The study included 2,265 women diagnosed with breast cancer from 1997 to 2000 and followed for approximately nine years. The authors examined whether smoking was associated with death from breast cancer and non-breast cancer-related causes, while taking into account age, education, body mass index (BMI), tumor characteristics and treatment. A total of 164 women died from breast cancer and 120 died from other causes during the follow-up period.

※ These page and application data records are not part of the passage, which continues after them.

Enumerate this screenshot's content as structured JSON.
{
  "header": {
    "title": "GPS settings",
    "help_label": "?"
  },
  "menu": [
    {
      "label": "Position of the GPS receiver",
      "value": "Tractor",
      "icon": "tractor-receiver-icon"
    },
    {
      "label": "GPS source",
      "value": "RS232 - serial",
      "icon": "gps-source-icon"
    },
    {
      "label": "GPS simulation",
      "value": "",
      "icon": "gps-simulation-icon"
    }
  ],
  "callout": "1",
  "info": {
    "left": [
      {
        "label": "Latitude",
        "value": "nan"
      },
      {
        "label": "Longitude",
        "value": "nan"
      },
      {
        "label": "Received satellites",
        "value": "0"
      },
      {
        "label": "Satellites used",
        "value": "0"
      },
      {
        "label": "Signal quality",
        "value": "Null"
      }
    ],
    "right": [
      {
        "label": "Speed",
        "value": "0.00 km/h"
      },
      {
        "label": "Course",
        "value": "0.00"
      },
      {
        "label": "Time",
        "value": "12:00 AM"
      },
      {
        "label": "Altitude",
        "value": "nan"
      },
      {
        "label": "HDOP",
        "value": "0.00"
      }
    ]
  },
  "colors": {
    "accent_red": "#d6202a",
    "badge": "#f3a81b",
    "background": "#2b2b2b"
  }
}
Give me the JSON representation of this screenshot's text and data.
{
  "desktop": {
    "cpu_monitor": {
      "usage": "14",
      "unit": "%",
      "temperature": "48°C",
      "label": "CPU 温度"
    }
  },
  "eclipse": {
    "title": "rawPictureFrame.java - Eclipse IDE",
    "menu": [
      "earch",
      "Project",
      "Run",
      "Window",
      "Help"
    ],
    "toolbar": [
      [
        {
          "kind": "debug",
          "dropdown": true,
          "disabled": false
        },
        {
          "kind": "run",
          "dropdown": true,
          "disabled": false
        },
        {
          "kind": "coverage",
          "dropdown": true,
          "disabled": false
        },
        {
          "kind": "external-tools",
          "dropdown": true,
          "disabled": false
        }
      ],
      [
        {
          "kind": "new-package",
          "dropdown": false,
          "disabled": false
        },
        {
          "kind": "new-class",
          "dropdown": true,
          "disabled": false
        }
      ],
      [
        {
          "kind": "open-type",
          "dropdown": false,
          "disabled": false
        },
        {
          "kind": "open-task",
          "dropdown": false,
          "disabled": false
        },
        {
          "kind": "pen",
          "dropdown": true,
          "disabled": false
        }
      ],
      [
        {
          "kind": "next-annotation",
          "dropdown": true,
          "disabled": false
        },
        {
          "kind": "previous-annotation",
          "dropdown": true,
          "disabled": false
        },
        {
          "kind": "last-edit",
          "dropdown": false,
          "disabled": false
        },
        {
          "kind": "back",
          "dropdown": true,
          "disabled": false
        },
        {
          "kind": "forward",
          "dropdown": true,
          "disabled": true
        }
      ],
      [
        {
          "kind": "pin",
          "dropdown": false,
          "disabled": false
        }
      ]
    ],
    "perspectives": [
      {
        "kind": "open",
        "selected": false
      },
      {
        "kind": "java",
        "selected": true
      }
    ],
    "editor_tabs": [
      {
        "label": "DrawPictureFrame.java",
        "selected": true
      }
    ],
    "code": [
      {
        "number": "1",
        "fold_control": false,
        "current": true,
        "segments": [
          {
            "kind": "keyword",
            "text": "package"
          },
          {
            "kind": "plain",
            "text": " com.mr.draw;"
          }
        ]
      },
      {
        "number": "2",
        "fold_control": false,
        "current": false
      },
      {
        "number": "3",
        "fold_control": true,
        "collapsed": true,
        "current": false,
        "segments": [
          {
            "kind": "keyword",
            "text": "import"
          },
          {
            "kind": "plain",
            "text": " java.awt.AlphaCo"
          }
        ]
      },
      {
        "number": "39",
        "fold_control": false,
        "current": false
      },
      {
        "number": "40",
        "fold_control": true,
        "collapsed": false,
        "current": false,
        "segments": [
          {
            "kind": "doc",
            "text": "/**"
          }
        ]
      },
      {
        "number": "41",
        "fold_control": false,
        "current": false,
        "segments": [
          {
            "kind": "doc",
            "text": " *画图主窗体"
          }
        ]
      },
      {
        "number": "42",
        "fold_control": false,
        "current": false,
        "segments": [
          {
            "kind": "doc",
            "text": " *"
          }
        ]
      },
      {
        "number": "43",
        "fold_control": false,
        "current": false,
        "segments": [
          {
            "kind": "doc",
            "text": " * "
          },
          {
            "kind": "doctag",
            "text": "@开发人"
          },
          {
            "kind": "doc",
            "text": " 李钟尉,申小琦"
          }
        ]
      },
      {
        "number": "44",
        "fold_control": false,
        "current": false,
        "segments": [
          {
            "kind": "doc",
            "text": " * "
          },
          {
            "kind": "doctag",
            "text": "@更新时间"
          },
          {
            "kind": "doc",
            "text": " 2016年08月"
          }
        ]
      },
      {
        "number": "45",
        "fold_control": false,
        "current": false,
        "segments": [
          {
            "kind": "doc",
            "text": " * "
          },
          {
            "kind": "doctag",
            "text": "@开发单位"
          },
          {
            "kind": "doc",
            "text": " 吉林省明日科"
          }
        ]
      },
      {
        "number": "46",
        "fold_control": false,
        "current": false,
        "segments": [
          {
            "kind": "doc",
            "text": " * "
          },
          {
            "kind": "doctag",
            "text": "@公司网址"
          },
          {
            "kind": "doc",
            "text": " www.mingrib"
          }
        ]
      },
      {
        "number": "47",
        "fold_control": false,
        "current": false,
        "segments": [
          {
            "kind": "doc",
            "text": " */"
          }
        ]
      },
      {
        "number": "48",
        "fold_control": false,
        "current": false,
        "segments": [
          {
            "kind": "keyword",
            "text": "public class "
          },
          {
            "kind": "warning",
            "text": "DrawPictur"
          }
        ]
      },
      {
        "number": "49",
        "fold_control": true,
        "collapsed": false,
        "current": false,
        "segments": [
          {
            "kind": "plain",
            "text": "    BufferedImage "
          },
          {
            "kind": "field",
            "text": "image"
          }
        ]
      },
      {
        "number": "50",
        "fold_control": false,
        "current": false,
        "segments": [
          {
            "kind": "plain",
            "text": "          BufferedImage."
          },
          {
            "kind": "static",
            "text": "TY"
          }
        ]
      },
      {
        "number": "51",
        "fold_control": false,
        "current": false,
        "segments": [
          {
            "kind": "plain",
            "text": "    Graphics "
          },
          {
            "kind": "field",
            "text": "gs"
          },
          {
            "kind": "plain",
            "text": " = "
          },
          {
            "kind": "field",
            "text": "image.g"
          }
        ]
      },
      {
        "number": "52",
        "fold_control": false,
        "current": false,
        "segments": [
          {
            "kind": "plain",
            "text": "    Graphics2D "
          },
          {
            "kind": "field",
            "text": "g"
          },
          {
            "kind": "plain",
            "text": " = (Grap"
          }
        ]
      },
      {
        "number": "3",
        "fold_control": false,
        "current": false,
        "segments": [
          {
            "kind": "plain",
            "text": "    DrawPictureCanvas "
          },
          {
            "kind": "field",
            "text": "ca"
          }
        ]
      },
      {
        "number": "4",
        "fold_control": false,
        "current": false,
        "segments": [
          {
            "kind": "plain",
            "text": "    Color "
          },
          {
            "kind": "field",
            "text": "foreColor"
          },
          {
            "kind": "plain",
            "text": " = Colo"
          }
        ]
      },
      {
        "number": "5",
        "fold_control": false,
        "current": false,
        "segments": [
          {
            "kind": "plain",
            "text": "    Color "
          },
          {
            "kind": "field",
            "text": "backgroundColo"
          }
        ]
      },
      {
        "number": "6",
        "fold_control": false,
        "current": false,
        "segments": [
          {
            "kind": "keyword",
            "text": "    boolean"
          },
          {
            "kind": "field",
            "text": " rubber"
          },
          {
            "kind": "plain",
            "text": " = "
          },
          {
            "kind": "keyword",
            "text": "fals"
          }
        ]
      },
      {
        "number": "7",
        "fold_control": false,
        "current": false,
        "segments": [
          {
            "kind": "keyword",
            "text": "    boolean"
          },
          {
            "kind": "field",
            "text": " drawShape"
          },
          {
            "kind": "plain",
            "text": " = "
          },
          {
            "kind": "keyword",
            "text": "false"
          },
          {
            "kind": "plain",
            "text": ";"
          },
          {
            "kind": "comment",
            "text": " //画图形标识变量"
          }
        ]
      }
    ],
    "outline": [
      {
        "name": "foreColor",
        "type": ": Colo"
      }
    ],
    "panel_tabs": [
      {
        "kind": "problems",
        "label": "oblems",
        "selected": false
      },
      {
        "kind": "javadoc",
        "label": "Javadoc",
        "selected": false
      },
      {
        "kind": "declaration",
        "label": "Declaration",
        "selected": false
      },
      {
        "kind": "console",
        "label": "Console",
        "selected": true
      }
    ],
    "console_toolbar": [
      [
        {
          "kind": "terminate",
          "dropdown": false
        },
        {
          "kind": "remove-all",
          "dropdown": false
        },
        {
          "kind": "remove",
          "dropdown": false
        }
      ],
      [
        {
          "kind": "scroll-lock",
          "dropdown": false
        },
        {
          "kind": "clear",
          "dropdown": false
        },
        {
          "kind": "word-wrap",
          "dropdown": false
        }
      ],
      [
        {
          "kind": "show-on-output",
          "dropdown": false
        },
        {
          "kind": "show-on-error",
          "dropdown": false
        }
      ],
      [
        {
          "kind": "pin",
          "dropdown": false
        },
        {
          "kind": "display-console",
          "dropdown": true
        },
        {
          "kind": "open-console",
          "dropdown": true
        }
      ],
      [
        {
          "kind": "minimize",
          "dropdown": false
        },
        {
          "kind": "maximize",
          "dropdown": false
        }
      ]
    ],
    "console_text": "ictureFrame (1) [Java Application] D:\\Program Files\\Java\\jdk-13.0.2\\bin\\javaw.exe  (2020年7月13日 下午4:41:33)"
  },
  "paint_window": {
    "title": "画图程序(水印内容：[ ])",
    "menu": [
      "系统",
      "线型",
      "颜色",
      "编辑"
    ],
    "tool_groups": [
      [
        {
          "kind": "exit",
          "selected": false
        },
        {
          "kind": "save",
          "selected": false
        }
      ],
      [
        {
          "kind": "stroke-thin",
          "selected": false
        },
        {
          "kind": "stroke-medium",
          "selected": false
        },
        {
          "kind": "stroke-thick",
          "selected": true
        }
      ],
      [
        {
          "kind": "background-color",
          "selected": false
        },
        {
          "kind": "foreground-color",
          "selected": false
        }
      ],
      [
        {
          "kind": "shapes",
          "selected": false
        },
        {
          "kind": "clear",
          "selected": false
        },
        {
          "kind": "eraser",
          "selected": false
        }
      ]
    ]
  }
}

Women who were current or past smokers were found to have a 39% higher rate of dying from breast cancer and a two-fold higher rate of dying from other causes than women who had never smoked. When the data was analyzed according to subgroups, the negative effect of smoking on breast cancer survival was found to be highest among women who were normal weight or underweight (BMI < 25kg/m2) (83% higher rate of breast cancer-specific death than non-smokers), whose tumors were not HER2 positive 61% higher), or who were postmenopausal (47% higher). The authors conclude that smoking was associated with important increases in risk of death from breast cancer and other causes independently of clinical, sociodemographic and other lifestyle-related factors among the women in the study.